Would you copy each line of the records that includes the word "from"?

═══ Record excerpts ═══

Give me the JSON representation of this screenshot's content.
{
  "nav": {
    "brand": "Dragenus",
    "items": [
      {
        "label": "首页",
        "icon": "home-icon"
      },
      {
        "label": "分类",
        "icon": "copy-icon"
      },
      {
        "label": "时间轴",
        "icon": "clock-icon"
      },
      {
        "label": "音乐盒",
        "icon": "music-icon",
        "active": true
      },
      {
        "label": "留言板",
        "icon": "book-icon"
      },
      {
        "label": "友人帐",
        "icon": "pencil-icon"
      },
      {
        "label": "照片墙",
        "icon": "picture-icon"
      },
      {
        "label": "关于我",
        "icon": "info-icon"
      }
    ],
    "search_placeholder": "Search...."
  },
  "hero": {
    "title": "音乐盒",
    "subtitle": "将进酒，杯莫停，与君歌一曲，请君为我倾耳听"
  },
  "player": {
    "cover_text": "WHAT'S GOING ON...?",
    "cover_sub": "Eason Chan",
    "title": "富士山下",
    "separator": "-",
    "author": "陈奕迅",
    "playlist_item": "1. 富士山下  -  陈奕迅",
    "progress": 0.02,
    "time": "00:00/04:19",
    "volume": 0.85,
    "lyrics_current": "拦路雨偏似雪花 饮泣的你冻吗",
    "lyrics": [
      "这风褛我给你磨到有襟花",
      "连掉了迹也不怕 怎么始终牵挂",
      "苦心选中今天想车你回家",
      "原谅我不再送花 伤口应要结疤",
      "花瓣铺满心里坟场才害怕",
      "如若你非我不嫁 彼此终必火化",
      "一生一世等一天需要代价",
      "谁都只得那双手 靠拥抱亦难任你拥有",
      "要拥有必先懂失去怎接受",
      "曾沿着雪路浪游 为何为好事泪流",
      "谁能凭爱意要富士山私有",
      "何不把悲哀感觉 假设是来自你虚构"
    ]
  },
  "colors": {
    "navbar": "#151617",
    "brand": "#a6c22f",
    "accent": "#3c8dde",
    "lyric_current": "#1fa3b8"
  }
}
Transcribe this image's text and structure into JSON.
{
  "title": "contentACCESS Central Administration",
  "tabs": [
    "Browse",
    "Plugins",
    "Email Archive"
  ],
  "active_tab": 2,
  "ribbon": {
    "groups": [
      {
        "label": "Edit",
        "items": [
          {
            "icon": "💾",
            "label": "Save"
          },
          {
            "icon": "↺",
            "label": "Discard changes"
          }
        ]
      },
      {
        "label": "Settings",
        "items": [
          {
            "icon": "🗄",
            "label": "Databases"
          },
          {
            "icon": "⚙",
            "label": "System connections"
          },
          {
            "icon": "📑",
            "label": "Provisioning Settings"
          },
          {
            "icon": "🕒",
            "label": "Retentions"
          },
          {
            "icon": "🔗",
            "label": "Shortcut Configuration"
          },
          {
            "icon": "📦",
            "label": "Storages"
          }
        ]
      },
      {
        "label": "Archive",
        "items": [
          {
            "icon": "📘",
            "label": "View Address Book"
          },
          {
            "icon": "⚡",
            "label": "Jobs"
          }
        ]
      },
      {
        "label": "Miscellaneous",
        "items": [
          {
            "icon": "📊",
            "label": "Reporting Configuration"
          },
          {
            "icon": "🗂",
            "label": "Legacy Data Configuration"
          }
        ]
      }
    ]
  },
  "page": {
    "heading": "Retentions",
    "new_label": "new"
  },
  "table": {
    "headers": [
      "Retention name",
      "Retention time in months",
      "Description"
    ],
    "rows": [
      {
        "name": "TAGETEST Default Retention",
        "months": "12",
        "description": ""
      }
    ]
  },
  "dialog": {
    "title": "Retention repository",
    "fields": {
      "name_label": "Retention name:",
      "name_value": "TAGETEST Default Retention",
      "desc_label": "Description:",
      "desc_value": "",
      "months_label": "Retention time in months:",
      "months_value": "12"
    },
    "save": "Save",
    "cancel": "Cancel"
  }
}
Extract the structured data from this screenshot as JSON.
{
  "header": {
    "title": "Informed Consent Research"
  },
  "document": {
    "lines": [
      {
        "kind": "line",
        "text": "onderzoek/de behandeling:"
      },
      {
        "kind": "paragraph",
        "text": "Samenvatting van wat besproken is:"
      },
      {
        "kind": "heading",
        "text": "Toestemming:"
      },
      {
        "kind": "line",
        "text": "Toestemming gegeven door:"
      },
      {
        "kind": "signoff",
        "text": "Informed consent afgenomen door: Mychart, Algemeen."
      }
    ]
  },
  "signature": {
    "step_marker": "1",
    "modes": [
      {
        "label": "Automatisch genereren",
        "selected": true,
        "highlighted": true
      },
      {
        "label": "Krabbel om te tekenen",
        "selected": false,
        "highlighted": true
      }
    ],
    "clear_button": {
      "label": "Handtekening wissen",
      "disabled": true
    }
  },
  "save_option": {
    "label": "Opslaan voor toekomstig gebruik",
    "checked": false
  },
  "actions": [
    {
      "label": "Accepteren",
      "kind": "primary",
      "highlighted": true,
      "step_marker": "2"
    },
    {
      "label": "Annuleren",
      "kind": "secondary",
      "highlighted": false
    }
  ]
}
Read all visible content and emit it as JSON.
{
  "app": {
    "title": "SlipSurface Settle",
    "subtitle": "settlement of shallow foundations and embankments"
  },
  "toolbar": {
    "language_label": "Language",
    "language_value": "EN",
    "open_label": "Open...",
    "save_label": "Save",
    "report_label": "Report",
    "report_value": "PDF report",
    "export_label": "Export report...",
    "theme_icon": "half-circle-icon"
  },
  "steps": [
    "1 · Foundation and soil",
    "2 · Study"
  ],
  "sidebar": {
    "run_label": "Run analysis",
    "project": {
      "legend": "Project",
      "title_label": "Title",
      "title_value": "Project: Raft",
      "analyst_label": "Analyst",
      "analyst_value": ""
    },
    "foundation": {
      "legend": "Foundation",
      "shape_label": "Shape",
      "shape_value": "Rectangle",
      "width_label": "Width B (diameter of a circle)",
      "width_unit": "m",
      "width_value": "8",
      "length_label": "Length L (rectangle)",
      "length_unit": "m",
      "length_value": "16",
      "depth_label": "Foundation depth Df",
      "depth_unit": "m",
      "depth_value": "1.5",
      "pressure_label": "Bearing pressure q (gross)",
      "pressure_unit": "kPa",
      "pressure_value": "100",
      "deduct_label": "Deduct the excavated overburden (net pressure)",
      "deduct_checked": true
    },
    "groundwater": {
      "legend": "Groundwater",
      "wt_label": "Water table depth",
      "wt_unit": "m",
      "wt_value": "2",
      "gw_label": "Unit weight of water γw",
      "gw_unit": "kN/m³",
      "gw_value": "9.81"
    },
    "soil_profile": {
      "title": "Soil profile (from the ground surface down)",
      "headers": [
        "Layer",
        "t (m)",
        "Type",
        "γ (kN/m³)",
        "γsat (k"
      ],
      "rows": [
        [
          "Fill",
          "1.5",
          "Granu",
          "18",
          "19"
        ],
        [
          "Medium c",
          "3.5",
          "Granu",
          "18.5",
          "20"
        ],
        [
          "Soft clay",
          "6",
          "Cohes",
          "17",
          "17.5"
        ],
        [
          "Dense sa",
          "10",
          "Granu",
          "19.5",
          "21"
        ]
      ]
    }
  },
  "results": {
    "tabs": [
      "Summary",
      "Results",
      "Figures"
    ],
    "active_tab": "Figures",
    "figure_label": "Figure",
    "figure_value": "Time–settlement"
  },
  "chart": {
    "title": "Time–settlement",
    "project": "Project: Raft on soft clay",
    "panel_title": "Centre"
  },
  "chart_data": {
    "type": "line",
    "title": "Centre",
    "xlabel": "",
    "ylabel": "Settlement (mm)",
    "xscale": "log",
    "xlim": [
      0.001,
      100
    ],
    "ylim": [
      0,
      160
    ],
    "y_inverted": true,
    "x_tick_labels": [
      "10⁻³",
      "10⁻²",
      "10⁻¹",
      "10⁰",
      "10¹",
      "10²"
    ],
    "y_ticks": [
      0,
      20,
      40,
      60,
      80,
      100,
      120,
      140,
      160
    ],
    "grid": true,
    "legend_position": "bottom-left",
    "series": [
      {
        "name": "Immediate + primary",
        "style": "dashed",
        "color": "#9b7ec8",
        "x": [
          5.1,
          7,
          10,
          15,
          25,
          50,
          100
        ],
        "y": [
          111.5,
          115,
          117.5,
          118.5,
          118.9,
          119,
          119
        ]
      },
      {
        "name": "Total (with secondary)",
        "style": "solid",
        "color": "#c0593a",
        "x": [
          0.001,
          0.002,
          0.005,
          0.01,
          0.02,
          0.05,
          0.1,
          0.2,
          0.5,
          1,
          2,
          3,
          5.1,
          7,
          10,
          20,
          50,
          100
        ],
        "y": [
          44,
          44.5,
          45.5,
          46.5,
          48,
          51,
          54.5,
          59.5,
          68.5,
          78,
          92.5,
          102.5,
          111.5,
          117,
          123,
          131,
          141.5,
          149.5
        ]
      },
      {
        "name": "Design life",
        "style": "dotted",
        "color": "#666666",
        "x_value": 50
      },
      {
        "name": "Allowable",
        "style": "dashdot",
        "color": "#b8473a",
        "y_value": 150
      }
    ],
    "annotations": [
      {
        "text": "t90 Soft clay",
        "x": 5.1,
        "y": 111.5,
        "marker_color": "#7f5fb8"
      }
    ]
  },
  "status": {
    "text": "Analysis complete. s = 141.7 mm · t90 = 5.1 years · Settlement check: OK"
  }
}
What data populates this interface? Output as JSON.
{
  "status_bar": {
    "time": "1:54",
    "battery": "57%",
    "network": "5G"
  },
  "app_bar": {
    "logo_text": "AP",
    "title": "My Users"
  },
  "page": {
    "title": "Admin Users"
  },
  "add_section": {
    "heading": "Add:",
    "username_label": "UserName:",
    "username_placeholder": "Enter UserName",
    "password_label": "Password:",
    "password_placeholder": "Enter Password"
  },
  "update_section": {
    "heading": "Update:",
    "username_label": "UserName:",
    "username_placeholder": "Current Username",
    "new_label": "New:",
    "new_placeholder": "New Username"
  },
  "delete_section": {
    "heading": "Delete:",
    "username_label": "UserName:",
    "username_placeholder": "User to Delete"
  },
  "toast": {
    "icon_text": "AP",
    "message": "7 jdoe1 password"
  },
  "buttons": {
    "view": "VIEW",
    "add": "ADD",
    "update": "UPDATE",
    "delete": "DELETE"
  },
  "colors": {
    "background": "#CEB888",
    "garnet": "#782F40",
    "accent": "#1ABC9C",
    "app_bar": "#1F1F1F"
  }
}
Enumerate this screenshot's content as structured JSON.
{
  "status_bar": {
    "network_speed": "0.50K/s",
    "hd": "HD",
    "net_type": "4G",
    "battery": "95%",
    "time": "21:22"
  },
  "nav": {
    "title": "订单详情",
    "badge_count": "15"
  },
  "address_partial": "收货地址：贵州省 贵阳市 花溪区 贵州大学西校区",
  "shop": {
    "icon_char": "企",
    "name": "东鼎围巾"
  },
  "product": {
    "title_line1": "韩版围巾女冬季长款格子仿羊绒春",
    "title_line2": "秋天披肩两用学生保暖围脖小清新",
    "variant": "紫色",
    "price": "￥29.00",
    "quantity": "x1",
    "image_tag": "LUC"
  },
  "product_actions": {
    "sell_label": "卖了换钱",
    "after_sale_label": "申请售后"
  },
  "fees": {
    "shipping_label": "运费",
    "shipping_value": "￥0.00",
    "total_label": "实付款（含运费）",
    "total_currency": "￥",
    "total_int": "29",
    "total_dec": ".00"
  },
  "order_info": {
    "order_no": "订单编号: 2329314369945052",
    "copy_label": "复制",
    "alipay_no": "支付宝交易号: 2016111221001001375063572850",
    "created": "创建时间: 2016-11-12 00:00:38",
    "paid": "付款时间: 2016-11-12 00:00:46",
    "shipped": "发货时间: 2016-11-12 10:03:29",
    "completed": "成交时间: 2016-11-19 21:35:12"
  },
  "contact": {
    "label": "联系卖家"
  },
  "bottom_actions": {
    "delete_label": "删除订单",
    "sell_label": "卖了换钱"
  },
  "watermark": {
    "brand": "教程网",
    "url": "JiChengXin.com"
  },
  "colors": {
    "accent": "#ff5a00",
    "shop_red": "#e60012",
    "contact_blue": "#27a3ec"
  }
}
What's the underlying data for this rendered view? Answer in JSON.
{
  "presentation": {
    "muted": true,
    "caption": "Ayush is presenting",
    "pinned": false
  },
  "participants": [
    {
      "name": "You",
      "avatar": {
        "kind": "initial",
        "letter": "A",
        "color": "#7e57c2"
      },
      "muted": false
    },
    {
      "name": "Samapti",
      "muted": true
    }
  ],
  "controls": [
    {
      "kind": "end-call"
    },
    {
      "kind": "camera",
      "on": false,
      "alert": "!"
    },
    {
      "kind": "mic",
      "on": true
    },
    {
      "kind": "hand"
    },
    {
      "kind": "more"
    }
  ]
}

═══

= Exercise output =
Extract the structured data from this screenshot as JSON.
      "title": "Soil profile (from the ground surface down)",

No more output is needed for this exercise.